BEGIN THE DATA
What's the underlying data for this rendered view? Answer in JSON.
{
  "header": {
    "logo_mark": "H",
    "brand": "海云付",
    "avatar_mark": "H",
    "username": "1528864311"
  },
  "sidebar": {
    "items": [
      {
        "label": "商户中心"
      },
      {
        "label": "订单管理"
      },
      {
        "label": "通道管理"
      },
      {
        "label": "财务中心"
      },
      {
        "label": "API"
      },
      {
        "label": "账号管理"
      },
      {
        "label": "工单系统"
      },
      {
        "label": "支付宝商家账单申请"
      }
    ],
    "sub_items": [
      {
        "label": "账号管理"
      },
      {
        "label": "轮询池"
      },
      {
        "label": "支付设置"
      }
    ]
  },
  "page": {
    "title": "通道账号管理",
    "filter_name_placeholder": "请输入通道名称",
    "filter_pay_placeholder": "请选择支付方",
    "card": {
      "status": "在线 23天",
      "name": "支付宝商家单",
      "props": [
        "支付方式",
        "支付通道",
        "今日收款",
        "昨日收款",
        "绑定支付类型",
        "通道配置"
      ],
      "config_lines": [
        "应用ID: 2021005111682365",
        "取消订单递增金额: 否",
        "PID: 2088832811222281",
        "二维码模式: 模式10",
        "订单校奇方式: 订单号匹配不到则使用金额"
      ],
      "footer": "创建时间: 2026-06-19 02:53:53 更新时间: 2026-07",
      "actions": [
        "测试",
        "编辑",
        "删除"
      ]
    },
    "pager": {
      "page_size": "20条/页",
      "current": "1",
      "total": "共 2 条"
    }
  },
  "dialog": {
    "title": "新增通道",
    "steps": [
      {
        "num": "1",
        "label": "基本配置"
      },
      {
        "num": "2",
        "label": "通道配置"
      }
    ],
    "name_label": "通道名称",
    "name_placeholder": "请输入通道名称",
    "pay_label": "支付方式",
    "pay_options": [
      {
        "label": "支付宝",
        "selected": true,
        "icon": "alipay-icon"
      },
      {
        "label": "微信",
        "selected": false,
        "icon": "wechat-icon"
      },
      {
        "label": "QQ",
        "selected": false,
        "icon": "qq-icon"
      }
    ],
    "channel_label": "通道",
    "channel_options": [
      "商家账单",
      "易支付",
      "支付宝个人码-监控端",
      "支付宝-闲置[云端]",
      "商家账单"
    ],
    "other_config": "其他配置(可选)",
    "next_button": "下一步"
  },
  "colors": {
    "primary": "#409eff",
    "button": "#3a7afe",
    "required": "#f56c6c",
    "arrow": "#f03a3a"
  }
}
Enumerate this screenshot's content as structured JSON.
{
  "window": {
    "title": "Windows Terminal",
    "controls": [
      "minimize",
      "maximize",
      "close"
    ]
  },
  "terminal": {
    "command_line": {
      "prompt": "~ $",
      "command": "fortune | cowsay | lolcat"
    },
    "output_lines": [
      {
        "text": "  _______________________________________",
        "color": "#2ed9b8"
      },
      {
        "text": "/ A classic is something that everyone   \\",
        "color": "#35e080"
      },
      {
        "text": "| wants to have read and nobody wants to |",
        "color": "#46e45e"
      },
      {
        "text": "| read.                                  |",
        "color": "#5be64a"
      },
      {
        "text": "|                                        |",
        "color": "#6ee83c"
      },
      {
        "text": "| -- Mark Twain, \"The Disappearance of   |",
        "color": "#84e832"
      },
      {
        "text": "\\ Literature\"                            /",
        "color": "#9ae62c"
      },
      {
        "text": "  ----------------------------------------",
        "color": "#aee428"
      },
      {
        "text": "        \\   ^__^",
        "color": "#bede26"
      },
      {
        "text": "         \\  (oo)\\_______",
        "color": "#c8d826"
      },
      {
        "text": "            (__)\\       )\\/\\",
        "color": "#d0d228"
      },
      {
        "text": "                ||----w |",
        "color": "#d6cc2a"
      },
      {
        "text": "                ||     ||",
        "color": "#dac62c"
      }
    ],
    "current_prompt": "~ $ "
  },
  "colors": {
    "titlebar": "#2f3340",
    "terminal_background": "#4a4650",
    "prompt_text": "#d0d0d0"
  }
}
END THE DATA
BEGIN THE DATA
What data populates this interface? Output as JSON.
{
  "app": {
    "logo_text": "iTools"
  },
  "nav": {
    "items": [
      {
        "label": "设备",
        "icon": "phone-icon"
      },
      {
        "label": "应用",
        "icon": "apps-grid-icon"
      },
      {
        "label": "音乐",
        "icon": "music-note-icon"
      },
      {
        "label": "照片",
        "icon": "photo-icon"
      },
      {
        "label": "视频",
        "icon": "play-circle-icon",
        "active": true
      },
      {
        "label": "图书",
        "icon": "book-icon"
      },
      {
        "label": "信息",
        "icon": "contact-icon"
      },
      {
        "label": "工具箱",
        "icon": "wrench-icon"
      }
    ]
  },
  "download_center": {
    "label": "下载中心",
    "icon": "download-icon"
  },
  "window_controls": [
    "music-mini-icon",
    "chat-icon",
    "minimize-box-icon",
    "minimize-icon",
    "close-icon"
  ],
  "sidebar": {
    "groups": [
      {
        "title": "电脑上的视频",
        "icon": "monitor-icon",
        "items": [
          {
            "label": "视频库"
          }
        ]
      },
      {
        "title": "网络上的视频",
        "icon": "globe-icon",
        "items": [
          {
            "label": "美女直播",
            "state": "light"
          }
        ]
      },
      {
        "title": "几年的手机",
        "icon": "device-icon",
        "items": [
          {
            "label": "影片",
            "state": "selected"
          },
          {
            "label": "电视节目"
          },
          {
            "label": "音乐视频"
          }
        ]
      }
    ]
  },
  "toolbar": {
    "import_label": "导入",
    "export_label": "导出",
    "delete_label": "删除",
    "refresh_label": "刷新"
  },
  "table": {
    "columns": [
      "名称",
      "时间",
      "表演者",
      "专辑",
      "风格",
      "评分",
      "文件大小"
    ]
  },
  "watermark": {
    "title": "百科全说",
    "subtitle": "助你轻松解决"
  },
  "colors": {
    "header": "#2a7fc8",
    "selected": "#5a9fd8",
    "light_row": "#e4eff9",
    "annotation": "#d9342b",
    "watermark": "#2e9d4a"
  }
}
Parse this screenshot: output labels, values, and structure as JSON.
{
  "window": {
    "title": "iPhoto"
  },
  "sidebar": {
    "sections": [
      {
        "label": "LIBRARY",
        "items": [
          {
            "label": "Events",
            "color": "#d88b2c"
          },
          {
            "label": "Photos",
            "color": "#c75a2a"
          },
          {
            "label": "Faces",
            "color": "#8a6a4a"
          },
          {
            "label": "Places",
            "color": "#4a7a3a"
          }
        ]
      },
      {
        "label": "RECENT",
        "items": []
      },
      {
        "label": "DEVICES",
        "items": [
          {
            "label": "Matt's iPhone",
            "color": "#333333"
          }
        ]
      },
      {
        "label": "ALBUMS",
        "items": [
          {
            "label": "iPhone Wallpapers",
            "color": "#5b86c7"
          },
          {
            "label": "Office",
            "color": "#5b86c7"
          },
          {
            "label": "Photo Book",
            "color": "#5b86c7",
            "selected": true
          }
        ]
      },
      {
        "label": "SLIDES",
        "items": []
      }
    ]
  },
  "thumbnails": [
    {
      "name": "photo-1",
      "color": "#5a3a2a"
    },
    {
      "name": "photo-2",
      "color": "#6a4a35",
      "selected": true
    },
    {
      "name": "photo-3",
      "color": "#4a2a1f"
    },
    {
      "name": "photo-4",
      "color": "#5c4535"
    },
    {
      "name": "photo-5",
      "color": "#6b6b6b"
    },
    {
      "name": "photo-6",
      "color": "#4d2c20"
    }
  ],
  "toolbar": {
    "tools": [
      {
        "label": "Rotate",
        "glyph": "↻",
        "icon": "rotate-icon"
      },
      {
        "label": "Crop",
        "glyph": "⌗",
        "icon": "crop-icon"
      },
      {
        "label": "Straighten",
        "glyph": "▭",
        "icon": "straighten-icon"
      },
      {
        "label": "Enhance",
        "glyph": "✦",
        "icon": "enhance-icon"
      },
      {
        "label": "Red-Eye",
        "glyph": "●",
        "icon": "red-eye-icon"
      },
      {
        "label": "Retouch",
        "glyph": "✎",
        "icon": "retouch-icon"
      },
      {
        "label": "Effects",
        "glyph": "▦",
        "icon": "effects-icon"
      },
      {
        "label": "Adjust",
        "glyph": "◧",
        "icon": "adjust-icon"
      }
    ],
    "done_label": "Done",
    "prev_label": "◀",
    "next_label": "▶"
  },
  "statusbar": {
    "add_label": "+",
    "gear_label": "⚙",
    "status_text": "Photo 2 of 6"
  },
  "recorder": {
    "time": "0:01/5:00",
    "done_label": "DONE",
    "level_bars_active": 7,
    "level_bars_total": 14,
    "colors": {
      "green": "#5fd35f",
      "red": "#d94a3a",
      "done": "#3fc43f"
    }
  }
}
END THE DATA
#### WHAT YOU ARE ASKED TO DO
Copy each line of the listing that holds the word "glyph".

#### EXPECTED ANSWER
        "glyph": "↻",
        "glyph": "⌗",
        "glyph": "▭",
        "glyph": "✦",
        "glyph": "●",
        "glyph": "✎",
        "glyph": "▦",
        "glyph": "◧",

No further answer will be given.